FNF Coaches Talk — Podcast with a Strength and Conditioning Expert, Using Grading Systems, Don’t Abuse Officials

Happy Thursday, Coaches. We’re almost to our favorite day of the week. Here’s three stories for you.

1. FNF Coaches Podcast: Listen to Southside High (Ark.) Coach Dee Smith Break Down the ‘Feed the Cats’ Method and the Tribe Test (FNF Coaches)

Southside High (Ark.) strength coach Dee Smith used to make his athletes do standard football conditioning drills – 110- and 300-yard shuttles and gassers.

Those standard fare football intervals gave him a sense of which athletes were in shape. But they never really helped build team chemistry. If anything, the bigger linemen grew to resent the skill position players who could finish the repeats much faster.

Smith sought out a conditioning test that leveled the playing field for all players. He wanted them all to run for the same amount of time while maxing effort.

He shared the drill that levels the playing field on our podcast and also explained Tony Holler’s “Feed the Cats” training method, which keeps players happy and healthy in the weight room.

Final note: I also dropped a few hints at the end of the podcast to EASY ways in which coaches can win free gear like drones and sideline replay systems. If you can hang in there until the end, the reward is there for you.


2. Using Performance Grading in the High School Strength Program (TeamBuildr)

We just did a story on Tony Holler’s “Feed the Cats” philosophy and this coach shares the same approach to strength training.

Lee Weber is the head football coach and strength coach at Rose Hill High School in Kansas. He is an original member and Kansas State Director of the National High School Strength Coaches Association (NHSSCA).

He grades his athletes on their attitude as well as their performance.

While participation and readiness for class comprise the bulk of a student’s grade in my class, I realized very quickly that performance has to play a factor in a grade in physical education or strength training classes. Performance on assessments is something that we have in mathematics, language arts, and science classes, but for some reason, even the best of the physical education and strength world avoid grading on performance as if it were taboo. I do not. People who are athletes and great at physical skills should not have to apologize for being good at physical activity nor should we lower the bar completely for students by basing our assessments in a physical activity based class purely on participation and the ability to pull on gym shorts, a t-shirt, and tennis shoes every day.
The first way in which Weber grades does not favor the stronger or more athletic players. It tips the scales to balance in favor of the most motivated players.
First, let’s explain the framework of grading in my class. Each student receives 4 points daily. For years, I was a proponent of a 10 point daily grading system, but I was convinced to move to a 4 point scale as it is a more fair grading philosophy. My four criteria for the 4 points are as follows:
  • 1 point = Readiness
  • 1 point = Effort
  • 1 point = Attitude
  • 1 point = Load

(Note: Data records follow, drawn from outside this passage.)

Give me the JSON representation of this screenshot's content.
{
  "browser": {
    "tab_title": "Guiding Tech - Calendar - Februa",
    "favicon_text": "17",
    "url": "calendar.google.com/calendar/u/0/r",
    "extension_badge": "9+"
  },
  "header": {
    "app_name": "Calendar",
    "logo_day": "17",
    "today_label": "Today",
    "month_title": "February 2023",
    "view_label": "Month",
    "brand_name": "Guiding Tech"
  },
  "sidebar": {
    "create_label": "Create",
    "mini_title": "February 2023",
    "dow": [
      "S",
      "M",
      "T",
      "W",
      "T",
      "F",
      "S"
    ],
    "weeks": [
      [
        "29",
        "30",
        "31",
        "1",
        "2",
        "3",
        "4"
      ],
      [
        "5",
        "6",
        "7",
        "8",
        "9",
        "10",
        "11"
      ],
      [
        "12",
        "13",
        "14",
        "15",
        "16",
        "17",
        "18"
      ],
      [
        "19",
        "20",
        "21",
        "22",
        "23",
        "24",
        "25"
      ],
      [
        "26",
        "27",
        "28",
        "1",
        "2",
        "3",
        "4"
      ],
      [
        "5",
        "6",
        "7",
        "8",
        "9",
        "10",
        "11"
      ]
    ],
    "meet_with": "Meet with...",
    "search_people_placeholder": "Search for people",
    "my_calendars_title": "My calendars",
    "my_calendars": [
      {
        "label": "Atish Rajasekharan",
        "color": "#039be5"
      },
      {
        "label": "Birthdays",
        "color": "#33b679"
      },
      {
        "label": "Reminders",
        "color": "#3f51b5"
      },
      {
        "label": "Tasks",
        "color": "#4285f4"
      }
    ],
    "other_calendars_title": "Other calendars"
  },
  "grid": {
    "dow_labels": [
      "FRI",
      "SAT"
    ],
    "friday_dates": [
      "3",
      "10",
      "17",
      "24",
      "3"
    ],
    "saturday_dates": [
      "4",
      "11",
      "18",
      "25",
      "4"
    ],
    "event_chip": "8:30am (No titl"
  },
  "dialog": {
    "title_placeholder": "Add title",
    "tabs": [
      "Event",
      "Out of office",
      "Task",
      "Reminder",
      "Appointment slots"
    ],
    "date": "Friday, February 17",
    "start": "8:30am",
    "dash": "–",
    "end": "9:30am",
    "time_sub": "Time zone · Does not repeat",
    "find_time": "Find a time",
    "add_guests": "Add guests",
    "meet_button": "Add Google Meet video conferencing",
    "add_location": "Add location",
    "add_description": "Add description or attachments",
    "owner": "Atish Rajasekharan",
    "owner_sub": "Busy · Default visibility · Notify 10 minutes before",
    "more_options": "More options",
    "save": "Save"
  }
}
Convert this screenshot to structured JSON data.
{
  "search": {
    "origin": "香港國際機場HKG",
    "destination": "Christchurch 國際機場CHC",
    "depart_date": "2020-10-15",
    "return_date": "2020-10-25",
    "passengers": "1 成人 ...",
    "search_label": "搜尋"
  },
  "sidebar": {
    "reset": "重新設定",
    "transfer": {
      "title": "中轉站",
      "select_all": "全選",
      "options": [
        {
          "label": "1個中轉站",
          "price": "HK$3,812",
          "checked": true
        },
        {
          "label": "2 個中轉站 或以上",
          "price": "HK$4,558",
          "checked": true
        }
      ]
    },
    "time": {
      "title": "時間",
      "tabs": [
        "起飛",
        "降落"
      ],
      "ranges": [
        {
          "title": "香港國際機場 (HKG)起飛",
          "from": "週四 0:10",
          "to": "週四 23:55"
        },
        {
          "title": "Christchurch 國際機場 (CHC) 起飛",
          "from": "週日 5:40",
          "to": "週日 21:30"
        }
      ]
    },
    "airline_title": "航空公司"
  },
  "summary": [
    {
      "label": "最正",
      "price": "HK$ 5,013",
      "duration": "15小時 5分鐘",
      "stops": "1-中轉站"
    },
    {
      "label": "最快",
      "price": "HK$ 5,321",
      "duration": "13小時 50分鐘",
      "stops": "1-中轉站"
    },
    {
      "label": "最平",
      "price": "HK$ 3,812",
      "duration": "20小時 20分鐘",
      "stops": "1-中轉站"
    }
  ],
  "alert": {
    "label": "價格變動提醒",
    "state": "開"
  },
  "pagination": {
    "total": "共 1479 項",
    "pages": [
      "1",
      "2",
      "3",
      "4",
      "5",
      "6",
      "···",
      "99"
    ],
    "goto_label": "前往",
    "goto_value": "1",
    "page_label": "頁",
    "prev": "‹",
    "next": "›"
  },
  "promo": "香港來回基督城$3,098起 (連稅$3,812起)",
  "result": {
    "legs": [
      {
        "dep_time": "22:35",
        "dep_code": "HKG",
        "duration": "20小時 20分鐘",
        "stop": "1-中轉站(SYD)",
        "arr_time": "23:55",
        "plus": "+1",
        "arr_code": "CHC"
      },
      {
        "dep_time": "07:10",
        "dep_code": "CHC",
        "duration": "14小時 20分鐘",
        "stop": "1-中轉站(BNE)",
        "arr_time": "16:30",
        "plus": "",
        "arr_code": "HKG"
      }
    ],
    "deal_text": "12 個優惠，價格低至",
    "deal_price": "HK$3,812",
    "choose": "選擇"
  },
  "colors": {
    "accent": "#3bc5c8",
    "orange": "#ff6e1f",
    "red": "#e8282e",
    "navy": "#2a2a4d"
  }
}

However, Weber does also account for max lifts, like most other strength coaches.

Our summative assessment or final is what most people would commonly call “maxing out.” We have a battery of tests that we perform because I have identified these as measures that we think best evaluates our program and our athletes. Our tests are as follows:
Vertical Leap
Pro Agility Test
Flying 10M Dash
20M Dash
Just Jump 4 Jump Test or Broad Jump
Bench Press 1 Rep Max
Squat 1 Rep Max
Power Clean 1 Rep Max


What is the benefit of recording and posting your players’ results in the weight room?

3. The NFHS Voice: Recognition and Thanks – Not Abuse – Needed for High School Officials (National Federation of State High School Associations)

This one struck a cord for us because we published an entire edition on addressing this issue in high school football. Officials in every sport — particularly high school football — are leaving the profession due to the abuse they take from parents and coaches.

The NFHS President weighs in on this issue in this column with some good news from the 2019 season.

Last fall, we reported on a growing shortage of officials nationwide – even reaching a crisis stage in some areas as games were being cancelled. Through a nationwide recruitment effort, progress is being made in attracting more people to the high school officiating avocation.
Thanks to the NFHS’ #BecomeAnOfficial campaign that was launched in the spring of 2017, more than 4,000 men and women across the country have registered and become certified officials.

Unfortunately, the number of officials leaving the profession makes it difficult to sustain growth in the officiating ranks.

If efforts by the NFHS at the national level – and others at state and local levels – to attract more people to officiating are to be successful, unsportsmanlike behavior on the part of parents and other fans must cease or we will lose some of these new officials within two years.
While we recognize the task of improving the culture at high school events is challenging and is one more item on the busy plates of school administrators, it is essential if we are to retain officials.


What are you doing to try to improve the relationship between coaches, parents and officials?